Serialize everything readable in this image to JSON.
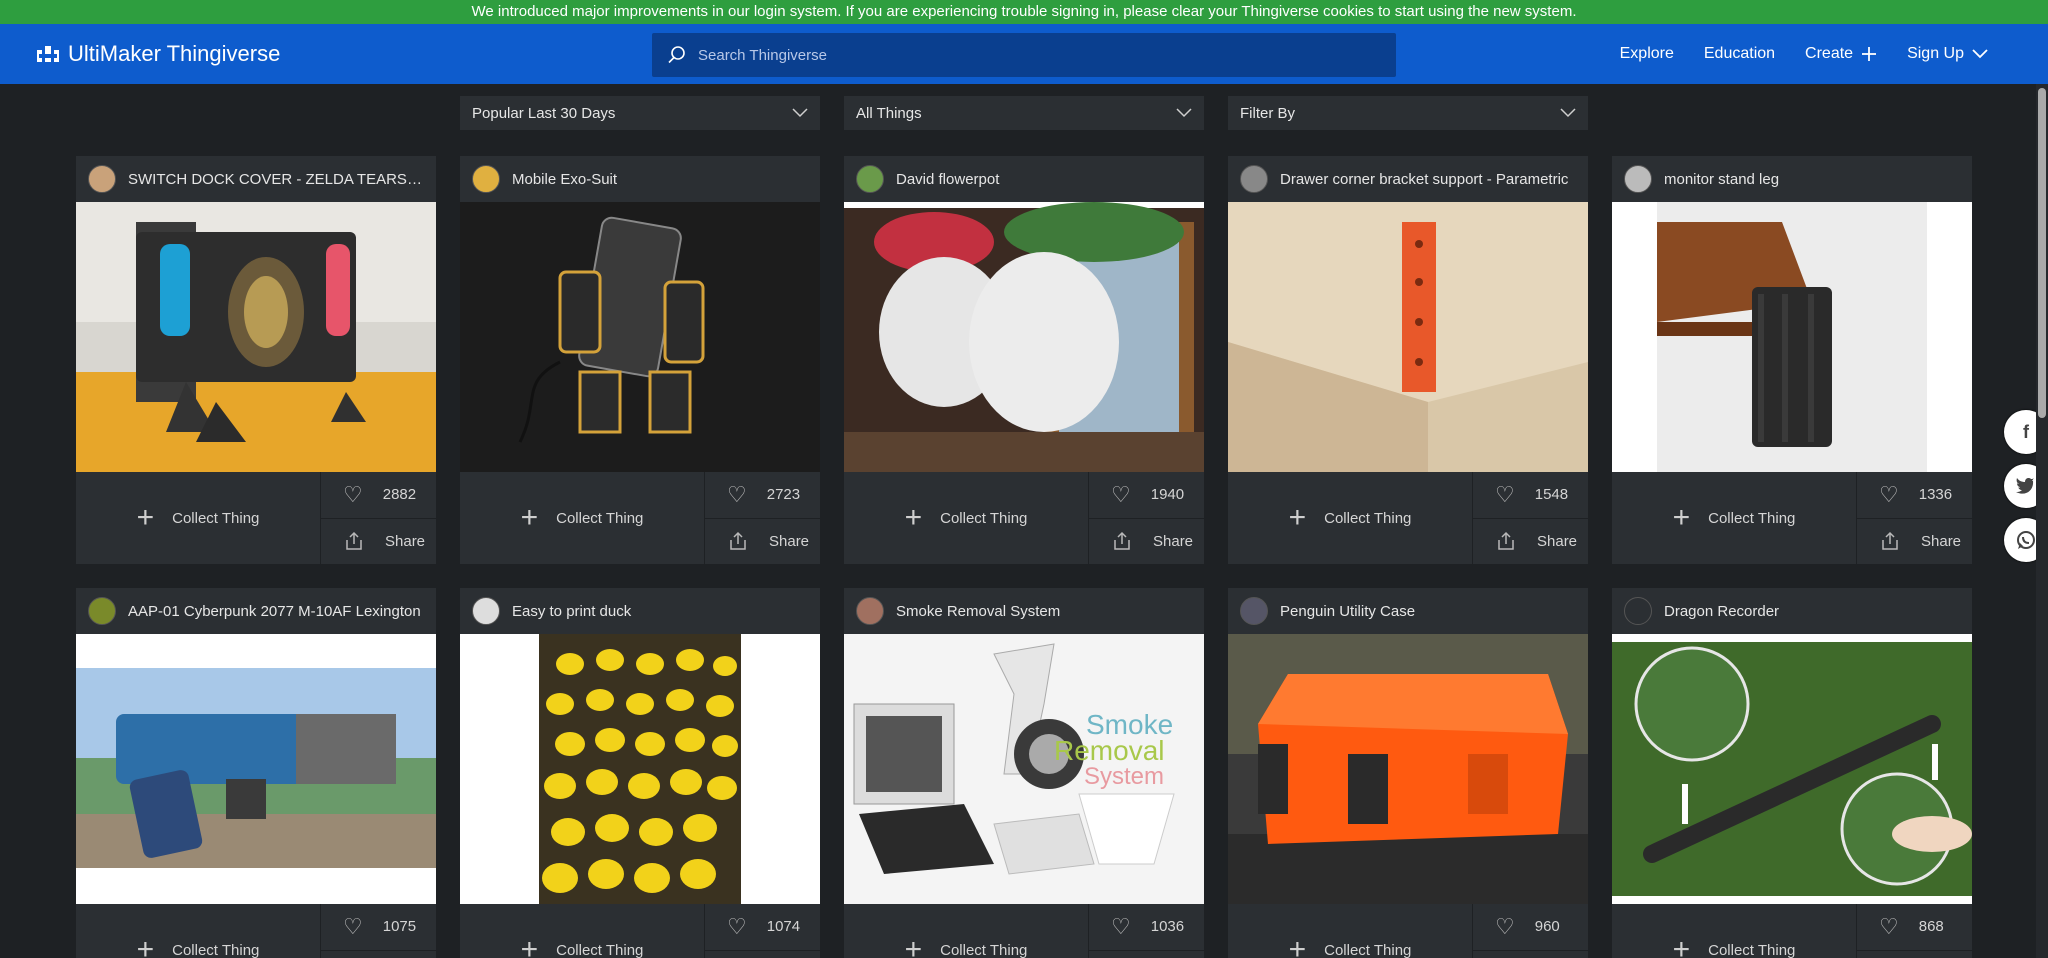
{
  "banner": {
    "text": "We introduced major improvements in our login system. If you are experiencing trouble signing in, please clear your Thingiverse cookies to start using the new system."
  },
  "header": {
    "logo": "UltiMaker Thingiverse",
    "search_placeholder": "Search Thingiverse",
    "nav": [
      {
        "label": "Explore"
      },
      {
        "label": "Education"
      },
      {
        "label": "Create"
      },
      {
        "label": "Sign Up"
      }
    ]
  },
  "filters": [
    {
      "label": "Popular Last 30 Days"
    },
    {
      "label": "All Things"
    },
    {
      "label": "Filter By"
    }
  ],
  "card_labels": {
    "collect": "Collect Thing",
    "share": "Share"
  },
  "cards": [
    {
      "title": "SWITCH DOCK COVER - ZELDA TEARS OF THE KINGDOM",
      "likes": "2882"
    },
    {
      "title": "Mobile Exo-Suit",
      "likes": "2723"
    },
    {
      "title": "David flowerpot",
      "likes": "1940"
    },
    {
      "title": "Drawer corner bracket support - Parametric",
      "likes": "1548"
    },
    {
      "title": "monitor stand leg",
      "likes": "1336"
    },
    {
      "title": "AAP-01 Cyberpunk 2077 M-10AF Lexington",
      "likes": "1075"
    },
    {
      "title": "Easy to print duck",
      "likes": "1074"
    },
    {
      "title": "Smoke Removal System",
      "likes": "1036"
    },
    {
      "title": "Penguin Utility Case",
      "likes": "960"
    },
    {
      "title": "Dragon Recorder",
      "likes": "868"
    }
  ],
  "smoke_caption": [
    "Smoke",
    "Removal",
    "System"
  ],
  "colors": {
    "banner": "#2e9e3f",
    "header": "#0e5ccd",
    "background": "#1e2124",
    "card": "#2b2f33"
  }
}
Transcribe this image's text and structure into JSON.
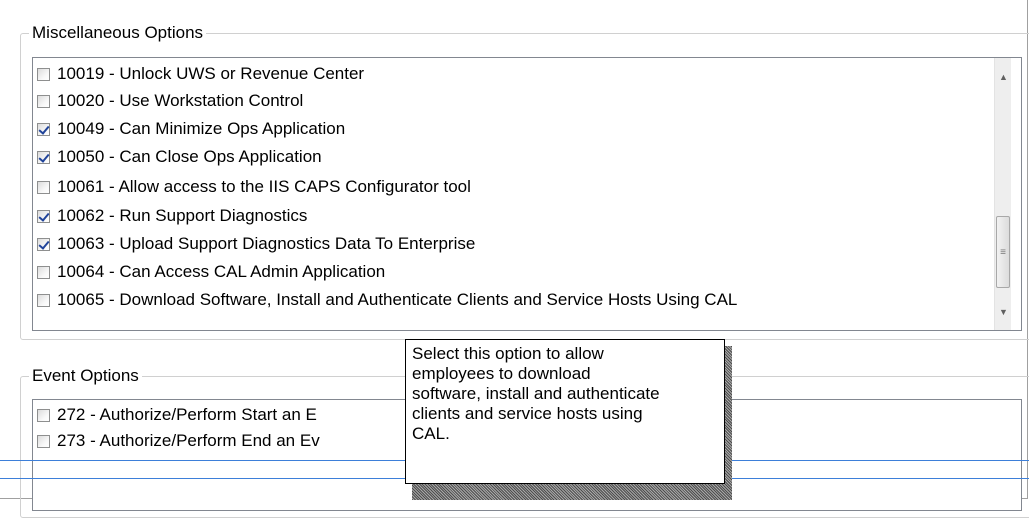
{
  "misc_options": {
    "title": "Miscellaneous Options",
    "items": [
      {
        "label": "10019 - Unlock UWS or Revenue Center",
        "checked": false
      },
      {
        "label": "10020 - Use Workstation Control",
        "checked": false
      },
      {
        "label": "10049 - Can Minimize Ops Application",
        "checked": true
      },
      {
        "label": "10050 - Can Close Ops Application",
        "checked": true
      },
      {
        "label": "10061 - Allow access to the IIS CAPS Configurator tool",
        "checked": false
      },
      {
        "label": "10062 - Run Support Diagnostics",
        "checked": true
      },
      {
        "label": "10063 - Upload Support Diagnostics Data To Enterprise",
        "checked": true
      },
      {
        "label": "10064 - Can Access CAL Admin Application",
        "checked": false
      },
      {
        "label": "10065 -  Download Software, Install and Authenticate Clients and Service Hosts Using CAL",
        "checked": false
      }
    ],
    "scroll_up_icon": "▲",
    "scroll_down_icon": "▼",
    "thumb_grip_icon": "≡"
  },
  "event_options": {
    "title": "Event Options",
    "items": [
      {
        "label": "272 - Authorize/Perform Start an E",
        "checked": false
      },
      {
        "label": "273 - Authorize/Perform End an Ev",
        "checked": false
      }
    ]
  },
  "tooltip": {
    "lines": [
      "Select this option to allow",
      "employees to download",
      "software, install and authenticate",
      "clients and service hosts using",
      "CAL."
    ]
  },
  "colors": {
    "check": "#21449a",
    "divider": "#3d7fd9"
  }
}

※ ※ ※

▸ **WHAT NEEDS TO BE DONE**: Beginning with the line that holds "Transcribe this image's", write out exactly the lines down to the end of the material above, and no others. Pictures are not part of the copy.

▸ **THE ANSWER**:
Transcribe this image's text and structure into JSON.
{
  "misc_options": {
    "title": "Miscellaneous Options",
    "items": [
      {
        "label": "10019 - Unlock UWS or Revenue Center",
        "checked": false
      },
      {
        "label": "10020 - Use Workstation Control",
        "checked": false
      },
      {
        "label": "10049 - Can Minimize Ops Application",
        "checked": true
      },
      {
        "label": "10050 - Can Close Ops Application",
        "checked": true
      },
      {
        "label": "10061 - Allow access to the IIS CAPS Configurator tool",
        "checked": false
      },
      {
        "label": "10062 - Run Support Diagnostics",
        "checked": true
      },
      {
        "label": "10063 - Upload Support Diagnostics Data To Enterprise",
        "checked": true
      },
      {
        "label": "10064 - Can Access CAL Admin Application",
        "checked": false
      },
      {
        "label": "10065 -  Download Software, Install and Authenticate Clients and Service Hosts Using CAL",
        "checked": false
      }
    ],
    "scroll_up_icon": "▲",
    "scroll_down_icon": "▼",
    "thumb_grip_icon": "≡"
  },
  "event_options": {
    "title": "Event Options",
    "items": [
      {
        "label": "272 - Authorize/Perform Start an E",
        "checked": false
      },
      {
        "label": "273 - Authorize/Perform End an Ev",
        "checked": false
      }
    ]
  },
  "tooltip": {
    "lines": [
      "Select this option to allow",
      "employees to download",
      "software, install and authenticate",
      "clients and service hosts using",
      "CAL."
    ]
  },
  "colors": {
    "check": "#21449a",
    "divider": "#3d7fd9"
  }
}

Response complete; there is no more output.